- Monitoring communications has legal implications
- Placing sensors in household objects raises red flags
- Hoarding data indiscriminately makes the FTC very unhappy
- Predictive models can have disastrous results for unlucky individuals
Indeed, in the words of Edith Ramirez, Commissioner of the FTC at the Technology Policy Institute Aspen Forum in 2013, in this brave new world of data science:
“Individuals may be judged not because of what they’ve done, or what they will do in the future, but because inferences or correlations drawn by algorithms suggest they may behave in ways that make them poor credit or insurance risks, unsuitable candidates for employment or admission to schools or other institutions, or unlikely to carry out certain functions.”
These are risks your company can’t afford to ignore.

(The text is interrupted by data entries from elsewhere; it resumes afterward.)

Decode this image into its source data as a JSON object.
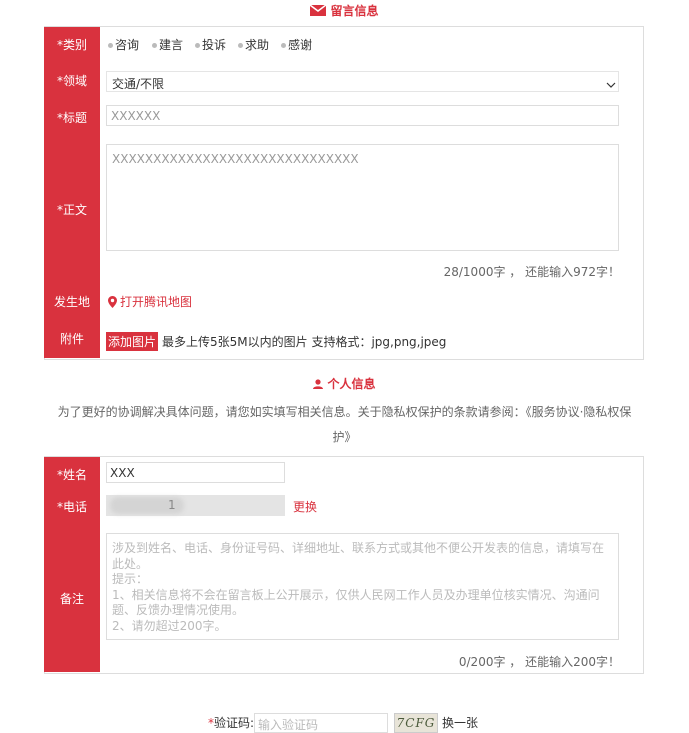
{
  "message_section": {
    "title": "留言信息",
    "fields": {
      "category_label": "*类别",
      "category_options": [
        "咨询",
        "建言",
        "投诉",
        "求助",
        "感谢"
      ],
      "domain_label": "*领域",
      "domain_value": "交通/不限",
      "title_label": "*标题",
      "title_value": "XXXXXX",
      "body_label": "*正文",
      "body_value": "XXXXXXXXXXXXXXXXXXXXXXXXXXXXXX",
      "body_counter": "28/1000字 ， 还能输入972字！",
      "location_label": "发生地",
      "location_link": "打开腾讯地图",
      "attachment_label": "附件",
      "attachment_button": "添加图片",
      "attachment_hint": "最多上传5张5M以内的图片 支持格式：jpg,png,jpeg"
    }
  },
  "personal_section": {
    "title": "个人信息",
    "notice_line1": "为了更好的协调解决具体问题，请您如实填写相关信息。关于隐私权保护的条款请参阅：《服务协议·隐私权保",
    "notice_line2": "护》",
    "fields": {
      "name_label": "*姓名",
      "name_value": "XXX",
      "phone_label": "*电话",
      "phone_value": "1",
      "phone_change": "更换",
      "remark_label": "备注",
      "remark_placeholder_lines": [
        "涉及到姓名、电话、身份证号码、详细地址、联系方式或其他不便公开发表的信息，请填写在",
        "此处。",
        "提示：",
        "1、相关信息将不会在留言板上公开展示，仅供人民网工作人员及办理单位核实情况、沟通问",
        "题、反馈办理情况使用。",
        "2、请勿超过200字。"
      ],
      "remark_counter": "0/200字 ， 还能输入200字！"
    }
  },
  "captcha": {
    "label": "*验证码:",
    "placeholder": "输入验证码",
    "image_text": "7CFG",
    "refresh": "换一张"
  },
  "colors": {
    "accent": "#d9323e",
    "border": "#dddddd"
  }
}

Whatever the project, you’ll need to consider what effect your work will have on the lives of customers and clients.
The Elevator Speech
In the end, it comes to down to a few simple must-haves.
I’ll step aside and let Harris explain what Chris Pouliot, Director of Algorithms and Analytics at Netflix, is really looking for in candidates:
“An advanced degree in a quantitative field; hands-on experience hacking data (ideally using Hive, Pig, SQL or Python); good exploratory analysis skills; the ability to work with engineering teams; and the ability to generate and create algorithms and models rather than relying on out-of-the-box ones.”